* [What the exercise asks]
What you return should match the records below exactly.

* [Listed entries]
_____
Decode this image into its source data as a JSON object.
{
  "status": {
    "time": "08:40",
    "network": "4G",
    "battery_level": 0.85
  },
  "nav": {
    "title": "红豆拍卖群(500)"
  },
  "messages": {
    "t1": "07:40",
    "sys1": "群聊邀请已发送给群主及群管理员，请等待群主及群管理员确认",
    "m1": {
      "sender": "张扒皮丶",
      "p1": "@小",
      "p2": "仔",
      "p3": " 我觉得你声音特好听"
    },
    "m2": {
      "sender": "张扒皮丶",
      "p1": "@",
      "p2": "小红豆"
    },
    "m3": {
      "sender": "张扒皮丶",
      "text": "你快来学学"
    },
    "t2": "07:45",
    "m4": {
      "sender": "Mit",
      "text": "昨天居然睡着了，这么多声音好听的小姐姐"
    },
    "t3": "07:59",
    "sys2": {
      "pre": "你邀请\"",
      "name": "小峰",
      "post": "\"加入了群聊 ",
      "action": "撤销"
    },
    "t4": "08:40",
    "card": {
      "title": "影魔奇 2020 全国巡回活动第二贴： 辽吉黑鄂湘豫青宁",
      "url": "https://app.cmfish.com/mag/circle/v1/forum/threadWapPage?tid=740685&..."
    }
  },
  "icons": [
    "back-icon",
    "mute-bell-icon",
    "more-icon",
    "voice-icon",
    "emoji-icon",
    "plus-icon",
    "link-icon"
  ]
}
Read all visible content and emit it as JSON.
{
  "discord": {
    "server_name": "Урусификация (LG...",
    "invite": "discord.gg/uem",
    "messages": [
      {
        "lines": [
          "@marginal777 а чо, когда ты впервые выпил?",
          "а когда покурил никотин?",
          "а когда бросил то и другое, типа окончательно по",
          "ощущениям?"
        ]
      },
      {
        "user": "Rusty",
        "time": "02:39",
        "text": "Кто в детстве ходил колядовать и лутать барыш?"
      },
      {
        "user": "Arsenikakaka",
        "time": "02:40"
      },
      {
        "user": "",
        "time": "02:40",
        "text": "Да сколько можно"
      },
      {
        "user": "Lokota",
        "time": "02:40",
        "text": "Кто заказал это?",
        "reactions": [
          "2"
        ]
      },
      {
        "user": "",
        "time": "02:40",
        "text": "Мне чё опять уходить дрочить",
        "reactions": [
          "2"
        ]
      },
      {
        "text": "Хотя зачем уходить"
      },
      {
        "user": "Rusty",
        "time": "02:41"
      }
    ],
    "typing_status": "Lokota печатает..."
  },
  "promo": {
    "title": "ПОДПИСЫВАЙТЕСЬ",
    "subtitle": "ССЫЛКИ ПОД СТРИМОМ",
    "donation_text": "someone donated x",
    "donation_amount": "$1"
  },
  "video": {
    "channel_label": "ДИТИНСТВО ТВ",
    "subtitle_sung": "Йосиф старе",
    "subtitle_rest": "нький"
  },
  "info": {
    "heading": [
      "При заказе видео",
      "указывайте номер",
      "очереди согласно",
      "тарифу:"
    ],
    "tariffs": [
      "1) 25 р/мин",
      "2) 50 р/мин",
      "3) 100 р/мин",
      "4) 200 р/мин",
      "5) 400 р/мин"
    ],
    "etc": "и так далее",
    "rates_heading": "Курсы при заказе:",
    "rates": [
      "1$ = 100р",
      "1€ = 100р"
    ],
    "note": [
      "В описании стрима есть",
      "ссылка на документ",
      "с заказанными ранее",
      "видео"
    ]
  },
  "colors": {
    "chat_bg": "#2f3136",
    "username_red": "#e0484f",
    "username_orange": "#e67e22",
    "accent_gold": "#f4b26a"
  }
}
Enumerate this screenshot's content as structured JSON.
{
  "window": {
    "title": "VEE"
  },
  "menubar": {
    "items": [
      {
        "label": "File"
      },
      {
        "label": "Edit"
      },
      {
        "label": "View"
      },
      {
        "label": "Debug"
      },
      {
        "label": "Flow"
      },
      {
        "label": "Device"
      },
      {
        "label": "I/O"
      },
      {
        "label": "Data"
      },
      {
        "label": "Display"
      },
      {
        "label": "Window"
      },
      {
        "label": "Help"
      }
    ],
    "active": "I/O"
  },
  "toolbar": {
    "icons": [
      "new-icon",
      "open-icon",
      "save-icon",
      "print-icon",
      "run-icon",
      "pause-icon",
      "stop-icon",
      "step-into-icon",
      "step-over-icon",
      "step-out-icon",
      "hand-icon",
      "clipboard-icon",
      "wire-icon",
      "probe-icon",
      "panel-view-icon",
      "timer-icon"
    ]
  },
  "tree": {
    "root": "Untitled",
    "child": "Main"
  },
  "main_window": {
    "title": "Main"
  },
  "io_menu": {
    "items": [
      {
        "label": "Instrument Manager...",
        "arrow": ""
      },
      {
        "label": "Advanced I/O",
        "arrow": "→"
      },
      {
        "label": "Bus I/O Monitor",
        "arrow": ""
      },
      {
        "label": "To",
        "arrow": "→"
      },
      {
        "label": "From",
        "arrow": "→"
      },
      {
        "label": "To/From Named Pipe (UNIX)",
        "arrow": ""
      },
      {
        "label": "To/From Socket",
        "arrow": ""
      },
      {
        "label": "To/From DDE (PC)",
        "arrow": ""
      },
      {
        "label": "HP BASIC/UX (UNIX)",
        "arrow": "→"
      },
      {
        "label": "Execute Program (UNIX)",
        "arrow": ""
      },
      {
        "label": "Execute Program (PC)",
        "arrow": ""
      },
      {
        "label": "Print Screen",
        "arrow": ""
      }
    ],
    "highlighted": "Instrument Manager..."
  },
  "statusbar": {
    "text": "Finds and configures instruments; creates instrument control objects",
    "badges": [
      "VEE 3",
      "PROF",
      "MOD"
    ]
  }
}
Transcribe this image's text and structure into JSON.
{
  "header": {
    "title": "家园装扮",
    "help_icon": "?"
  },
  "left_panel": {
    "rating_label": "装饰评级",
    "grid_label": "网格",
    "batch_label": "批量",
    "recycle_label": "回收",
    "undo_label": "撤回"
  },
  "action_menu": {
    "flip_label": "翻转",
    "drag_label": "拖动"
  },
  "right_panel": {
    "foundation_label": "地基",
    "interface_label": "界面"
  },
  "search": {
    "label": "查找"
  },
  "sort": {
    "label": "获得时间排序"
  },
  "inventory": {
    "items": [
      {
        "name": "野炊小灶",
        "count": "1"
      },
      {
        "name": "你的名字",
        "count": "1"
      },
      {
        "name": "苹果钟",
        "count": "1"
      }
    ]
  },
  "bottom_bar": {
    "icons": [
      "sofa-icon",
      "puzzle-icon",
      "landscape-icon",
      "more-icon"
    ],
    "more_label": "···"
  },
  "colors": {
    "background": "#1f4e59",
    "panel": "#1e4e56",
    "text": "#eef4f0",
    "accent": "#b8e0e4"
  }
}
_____
* [Task solution]
Decode this image into its source data as a JSON object.
{
  "status": {
    "time": "08:40",
    "network": "4G",
    "battery_level": 0.85
  },
  "nav": {
    "title": "红豆拍卖群(500)"
  },
  "messages": {
    "t1": "07:40",
    "sys1": "群聊邀请已发送给群主及群管理员，请等待群主及群管理员确认",
    "m1": {
      "sender": "张扒皮丶",
      "p1": "@小",
      "p2": "仔",
      "p3": " 我觉得你声音特好听"
    },
    "m2": {
      "sender": "张扒皮丶",
      "p1": "@",
      "p2": "小红豆"
    },
    "m3": {
      "sender": "张扒皮丶",
      "text": "你快来学学"
    },
    "t2": "07:45",
    "m4": {
      "sender": "Mit",
      "text": "昨天居然睡着了，这么多声音好听的小姐姐"
    },
    "t3": "07:59",
    "sys2": {
      "pre": "你邀请\"",
      "name": "小峰",
      "post": "\"加入了群聊 ",
      "action": "撤销"
    },
    "t4": "08:40",
    "card": {
      "title": "影魔奇 2020 全国巡回活动第二贴： 辽吉黑鄂湘豫青宁",
      "url": "https://app.cmfish.com/mag/circle/v1/forum/threadWapPage?tid=740685&..."
    }
  },
  "icons": [
    "back-icon",
    "mute-bell-icon",
    "more-icon",
    "voice-icon",
    "emoji-icon",
    "plus-icon",
    "link-icon"
  ]
}
Read all visible content and emit it as JSON.
{
  "discord": {
    "server_name": "Урусификация (LG...",
    "invite": "discord.gg/uem",
    "messages": [
      {
        "lines": [
          "@marginal777 а чо, когда ты впервые выпил?",
          "а когда покурил никотин?",
          "а когда бросил то и другое, типа окончательно по",
          "ощущениям?"
        ]
      },
      {
        "user": "Rusty",
        "time": "02:39",
        "text": "Кто в детстве ходил колядовать и лутать барыш?"
      },
      {
        "user": "Arsenikakaka",
        "time": "02:40"
      },
      {
        "user": "",
        "time": "02:40",
        "text": "Да сколько можно"
      },
      {
        "user": "Lokota",
        "time": "02:40",
        "text": "Кто заказал это?",
        "reactions": [
          "2"
        ]
      },
      {
        "user": "",
        "time": "02:40",
        "text": "Мне чё опять уходить дрочить",
        "reactions": [
          "2"
        ]
      },
      {
        "text": "Хотя зачем уходить"
      },
      {
        "user": "Rusty",
        "time": "02:41"
      }
    ],
    "typing_status": "Lokota печатает..."
  },
  "promo": {
    "title": "ПОДПИСЫВАЙТЕСЬ",
    "subtitle": "ССЫЛКИ ПОД СТРИМОМ",
    "donation_text": "someone donated x",
    "donation_amount": "$1"
  },
  "video": {
    "channel_label": "ДИТИНСТВО ТВ",
    "subtitle_sung": "Йосиф старе",
    "subtitle_rest": "нький"
  },
  "info": {
    "heading": [
      "При заказе видео",
      "указывайте номер",
      "очереди согласно",
      "тарифу:"
    ],
    "tariffs": [
      "1) 25 р/мин",
      "2) 50 р/мин",
      "3) 100 р/мин",
      "4) 200 р/мин",
      "5) 400 р/мин"
    ],
    "etc": "и так далее",
    "rates_heading": "Курсы при заказе:",
    "rates": [
      "1$ = 100р",
      "1€ = 100р"
    ],
    "note": [
      "В описании стрима есть",
      "ссылка на документ",
      "с заказанными ранее",
      "видео"
    ]
  },
  "colors": {
    "chat_bg": "#2f3136",
    "username_red": "#e0484f",
    "username_orange": "#e67e22",
    "accent_gold": "#f4b26a"
  }
}
Enumerate this screenshot's content as structured JSON.
{
  "window": {
    "title": "VEE"
  },
  "menubar": {
    "items": [
      {
        "label": "File"
      },
      {
        "label": "Edit"
      },
      {
        "label": "View"
      },
      {
        "label": "Debug"
      },
      {
        "label": "Flow"
      },
      {
        "label": "Device"
      },
      {
        "label": "I/O"
      },
      {
        "label": "Data"
      },
      {
        "label": "Display"
      },
      {
        "label": "Window"
      },
      {
        "label": "Help"
      }
    ],
    "active": "I/O"
  },
  "toolbar": {
    "icons": [
      "new-icon",
      "open-icon",
      "save-icon",
      "print-icon",
      "run-icon",
      "pause-icon",
      "stop-icon",
      "step-into-icon",
      "step-over-icon",
      "step-out-icon",
      "hand-icon",
      "clipboard-icon",
      "wire-icon",
      "probe-icon",
      "panel-view-icon",
      "timer-icon"
    ]
  },
  "tree": {
    "root": "Untitled",
    "child": "Main"
  },
  "main_window": {
    "title": "Main"
  },
  "io_menu": {
    "items": [
      {
        "label": "Instrument Manager...",
        "arrow": ""
      },
      {
        "label": "Advanced I/O",
        "arrow": "→"
      },
      {
        "label": "Bus I/O Monitor",
        "arrow": ""
      },
      {
        "label": "To",
        "arrow": "→"
      },
      {
        "label": "From",
        "arrow": "→"
      },
      {
        "label": "To/From Named Pipe (UNIX)",
        "arrow": ""
      },
      {
        "label": "To/From Socket",
        "arrow": ""
      },
      {
        "label": "To/From DDE (PC)",
        "arrow": ""
      },
      {
        "label": "HP BASIC/UX (UNIX)",
        "arrow": "→"
      },
      {
        "label": "Execute Program (UNIX)",
        "arrow": ""
      },
      {
        "label": "Execute Program (PC)",
        "arrow": ""
      },
      {
        "label": "Print Screen",
        "arrow": ""
      }
    ],
    "highlighted": "Instrument Manager..."
  },
  "statusbar": {
    "text": "Finds and configures instruments; creates instrument control objects",
    "badges": [
      "VEE 3",
      "PROF",
      "MOD"
    ]
  }
}
Transcribe this image's text and structure into JSON.
{
  "header": {
    "title": "家园装扮",
    "help_icon": "?"
  },
  "left_panel": {
    "rating_label": "装饰评级",
    "grid_label": "网格",
    "batch_label": "批量",
    "recycle_label": "回收",
    "undo_label": "撤回"
  },
  "action_menu": {
    "flip_label": "翻转",
    "drag_label": "拖动"
  },
  "right_panel": {
    "foundation_label": "地基",
    "interface_label": "界面"
  },
  "search": {
    "label": "查找"
  },
  "sort": {
    "label": "获得时间排序"
  },
  "inventory": {
    "items": [
      {
        "name": "野炊小灶",
        "count": "1"
      },
      {
        "name": "你的名字",
        "count": "1"
      },
      {
        "name": "苹果钟",
        "count": "1"
      }
    ]
  },
  "bottom_bar": {
    "icons": [
      "sofa-icon",
      "puzzle-icon",
      "landscape-icon",
      "more-icon"
    ],
    "more_label": "···"
  },
  "colors": {
    "background": "#1f4e59",
    "panel": "#1e4e56",
    "text": "#eef4f0",
    "accent": "#b8e0e4"
  }
}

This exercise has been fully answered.